*** Material for this task Section Begins ***

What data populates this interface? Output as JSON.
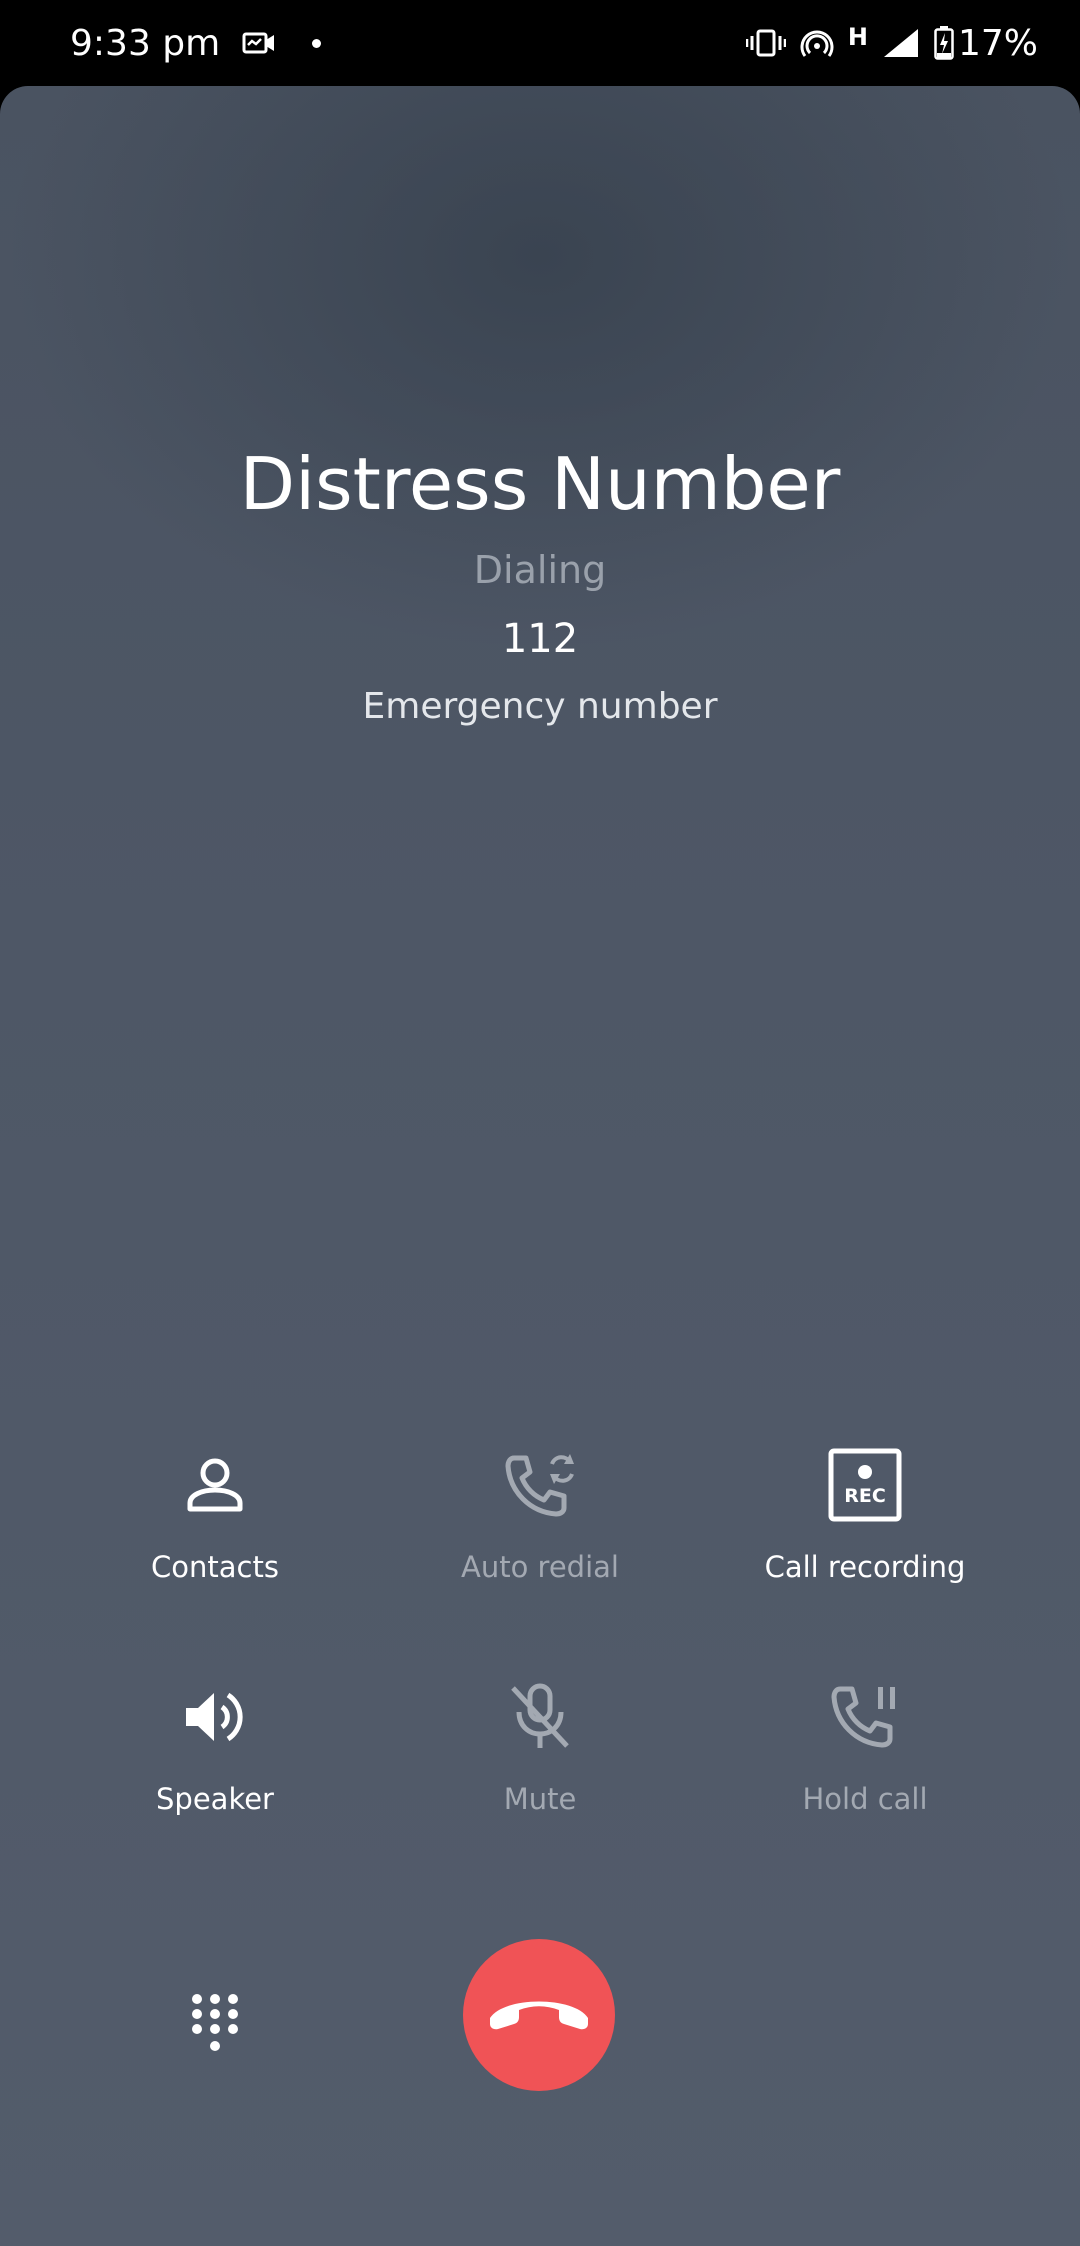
{
  "status_bar": {
    "time": "9:33 pm",
    "network_type": "H",
    "battery_percent": "17%",
    "icons": [
      "video-call-icon",
      "dot-icon",
      "vibrate-icon",
      "hotspot-icon",
      "signal-icon",
      "battery-charging-icon"
    ]
  },
  "call": {
    "name": "Distress Number",
    "status": "Dialing",
    "number": "112",
    "label": "Emergency number"
  },
  "controls": [
    {
      "label": "Contacts",
      "icon": "person-icon",
      "enabled": true
    },
    {
      "label": "Auto redial",
      "icon": "auto-redial-icon",
      "enabled": false
    },
    {
      "label": "Call recording",
      "icon": "rec-icon",
      "enabled": true
    },
    {
      "label": "Speaker",
      "icon": "speaker-icon",
      "enabled": true
    },
    {
      "label": "Mute",
      "icon": "mic-off-icon",
      "enabled": false
    },
    {
      "label": "Hold call",
      "icon": "hold-call-icon",
      "enabled": false
    }
  ],
  "bottom": {
    "dialpad_icon": "dialpad-icon",
    "end_call_icon": "end-call-icon",
    "end_call_color": "#f05356"
  }
}
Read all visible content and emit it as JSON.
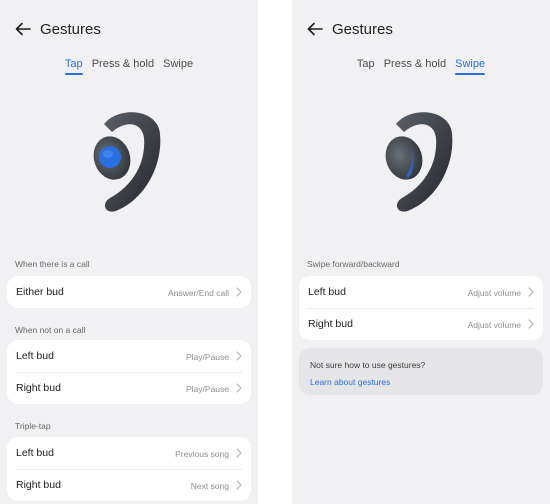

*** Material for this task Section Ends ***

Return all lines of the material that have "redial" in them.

      "label": "Auto redial",
      "icon": "auto-redial-icon",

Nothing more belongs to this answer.